IF YOUR TOP NUMBER IS EVER 180 OR HIGHER AND/OR YOUR BOTTOM NUMBER IS EVER 110 OR HIGHER, GET EMERGENCY MEDICAL TREATMENT OR HAVE SOMEONE TAKE YOU TO THE HOSPITAL RIGHT AWAY!
Your blood pressure does not stay the same at all times. When you are exercising or excited, your blood pressure goes up. When you are resting, your blood pressure is lower. Your blood pressure can also change due to age, medications you take, and changes in position.
Tips for measuring your blood pressure
- Sit for at least 5 minutes before your blood pressure is measured.
- Do not smoke or drink caffeine 30 minutes before you measure your blood pressure.
- If you are nervous when you go to the doctor, you could have a false high blood pressure reading. This is called “white coat syndrome.” If this happens, your doctor may ask you to: Use a blood pressure monitor to check your blood pressure throughout the day. You can bring a record of your readings to your appointments.
Some people are asked to wear a blood pressure monitor for 24 hours. The monitor is usually set to take blood pressure every 15 to 30 minutes as you go about your normal activities.

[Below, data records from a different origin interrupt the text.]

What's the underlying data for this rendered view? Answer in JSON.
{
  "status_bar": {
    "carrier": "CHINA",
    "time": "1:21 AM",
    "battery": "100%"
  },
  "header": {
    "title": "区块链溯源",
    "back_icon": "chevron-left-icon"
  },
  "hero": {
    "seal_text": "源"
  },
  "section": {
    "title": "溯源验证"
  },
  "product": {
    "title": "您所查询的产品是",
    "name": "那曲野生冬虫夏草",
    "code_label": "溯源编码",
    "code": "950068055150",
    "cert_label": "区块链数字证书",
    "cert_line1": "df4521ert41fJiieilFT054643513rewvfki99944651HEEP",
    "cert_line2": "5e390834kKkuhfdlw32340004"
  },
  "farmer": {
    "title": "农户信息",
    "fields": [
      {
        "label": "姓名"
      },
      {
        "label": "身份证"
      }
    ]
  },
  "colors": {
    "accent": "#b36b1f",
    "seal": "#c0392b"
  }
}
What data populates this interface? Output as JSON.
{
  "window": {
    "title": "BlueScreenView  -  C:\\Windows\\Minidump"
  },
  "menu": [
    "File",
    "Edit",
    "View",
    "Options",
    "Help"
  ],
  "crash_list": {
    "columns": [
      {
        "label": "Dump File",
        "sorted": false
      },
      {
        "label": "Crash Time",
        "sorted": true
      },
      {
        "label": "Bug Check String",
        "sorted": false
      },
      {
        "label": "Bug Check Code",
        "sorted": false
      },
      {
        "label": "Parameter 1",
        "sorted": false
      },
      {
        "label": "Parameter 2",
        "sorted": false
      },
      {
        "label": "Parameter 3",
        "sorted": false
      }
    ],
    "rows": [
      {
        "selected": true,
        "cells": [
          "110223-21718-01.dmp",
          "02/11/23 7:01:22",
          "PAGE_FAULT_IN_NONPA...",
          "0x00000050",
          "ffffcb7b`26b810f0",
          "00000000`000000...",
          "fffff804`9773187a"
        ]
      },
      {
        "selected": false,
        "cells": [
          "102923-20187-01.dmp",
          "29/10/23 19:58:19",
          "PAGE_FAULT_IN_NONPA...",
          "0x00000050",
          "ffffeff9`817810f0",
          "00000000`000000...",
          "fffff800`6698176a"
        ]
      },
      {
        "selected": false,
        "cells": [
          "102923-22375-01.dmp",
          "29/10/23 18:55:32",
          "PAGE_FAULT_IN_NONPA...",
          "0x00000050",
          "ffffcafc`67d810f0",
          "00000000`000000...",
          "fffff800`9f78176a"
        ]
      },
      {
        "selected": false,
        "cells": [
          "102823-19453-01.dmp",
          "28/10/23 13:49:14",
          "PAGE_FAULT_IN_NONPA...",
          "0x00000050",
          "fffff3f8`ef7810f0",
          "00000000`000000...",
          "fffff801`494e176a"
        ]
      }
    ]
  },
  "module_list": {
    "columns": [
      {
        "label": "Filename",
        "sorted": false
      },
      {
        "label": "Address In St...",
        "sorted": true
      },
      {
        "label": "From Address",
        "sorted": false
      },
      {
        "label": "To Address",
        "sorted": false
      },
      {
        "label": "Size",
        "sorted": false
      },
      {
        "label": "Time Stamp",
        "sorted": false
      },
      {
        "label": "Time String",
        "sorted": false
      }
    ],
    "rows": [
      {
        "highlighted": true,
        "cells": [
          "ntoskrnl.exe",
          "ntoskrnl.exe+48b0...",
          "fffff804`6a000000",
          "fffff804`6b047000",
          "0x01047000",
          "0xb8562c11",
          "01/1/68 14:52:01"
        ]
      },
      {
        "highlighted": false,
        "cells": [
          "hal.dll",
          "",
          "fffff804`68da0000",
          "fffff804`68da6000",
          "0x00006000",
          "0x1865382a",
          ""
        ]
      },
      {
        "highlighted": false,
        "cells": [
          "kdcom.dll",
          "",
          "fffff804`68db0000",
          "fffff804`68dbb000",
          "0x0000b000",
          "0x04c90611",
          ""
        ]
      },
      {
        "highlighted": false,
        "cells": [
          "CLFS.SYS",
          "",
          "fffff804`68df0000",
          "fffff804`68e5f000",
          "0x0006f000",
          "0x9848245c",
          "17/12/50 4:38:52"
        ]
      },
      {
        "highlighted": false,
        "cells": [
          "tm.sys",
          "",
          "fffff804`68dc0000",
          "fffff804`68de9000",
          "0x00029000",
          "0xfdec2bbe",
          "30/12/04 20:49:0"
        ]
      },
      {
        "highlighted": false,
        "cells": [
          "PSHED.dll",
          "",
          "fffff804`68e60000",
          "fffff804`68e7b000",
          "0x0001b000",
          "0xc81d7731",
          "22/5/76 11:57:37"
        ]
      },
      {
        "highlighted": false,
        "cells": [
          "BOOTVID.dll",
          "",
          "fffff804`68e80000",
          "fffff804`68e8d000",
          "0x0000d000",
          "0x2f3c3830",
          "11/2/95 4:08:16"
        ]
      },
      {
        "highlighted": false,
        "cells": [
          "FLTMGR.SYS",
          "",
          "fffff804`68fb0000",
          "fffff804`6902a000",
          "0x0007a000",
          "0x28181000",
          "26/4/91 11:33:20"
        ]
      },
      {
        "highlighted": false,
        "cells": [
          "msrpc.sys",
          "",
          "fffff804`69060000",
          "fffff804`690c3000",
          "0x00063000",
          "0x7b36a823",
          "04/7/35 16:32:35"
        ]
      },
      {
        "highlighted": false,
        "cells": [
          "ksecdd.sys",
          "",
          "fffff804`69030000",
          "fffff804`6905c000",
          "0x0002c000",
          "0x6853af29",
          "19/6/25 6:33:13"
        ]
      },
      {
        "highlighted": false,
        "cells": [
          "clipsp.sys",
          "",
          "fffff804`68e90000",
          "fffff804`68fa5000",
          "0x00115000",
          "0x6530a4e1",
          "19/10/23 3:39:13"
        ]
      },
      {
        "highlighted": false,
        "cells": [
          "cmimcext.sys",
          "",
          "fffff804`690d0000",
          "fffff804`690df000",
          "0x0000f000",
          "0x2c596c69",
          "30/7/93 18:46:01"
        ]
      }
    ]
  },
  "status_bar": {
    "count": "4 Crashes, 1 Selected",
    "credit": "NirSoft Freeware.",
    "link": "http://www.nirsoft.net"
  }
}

What are the symptoms of high blood pressure?
High blood pressure usually has no symptoms. It is often called the “silent killer” because it can damage your heart, kidneys and brain without you even knowing anything is wrong.
Who is at risk of getting high blood pressure?
Your risk of high blood pressure is higher if:
- You have a family history of high blood pressure, cardiovascular disease or diabetes
- You are African American
- You are age 60 or older
- You take oral contraceptives
- You are overweight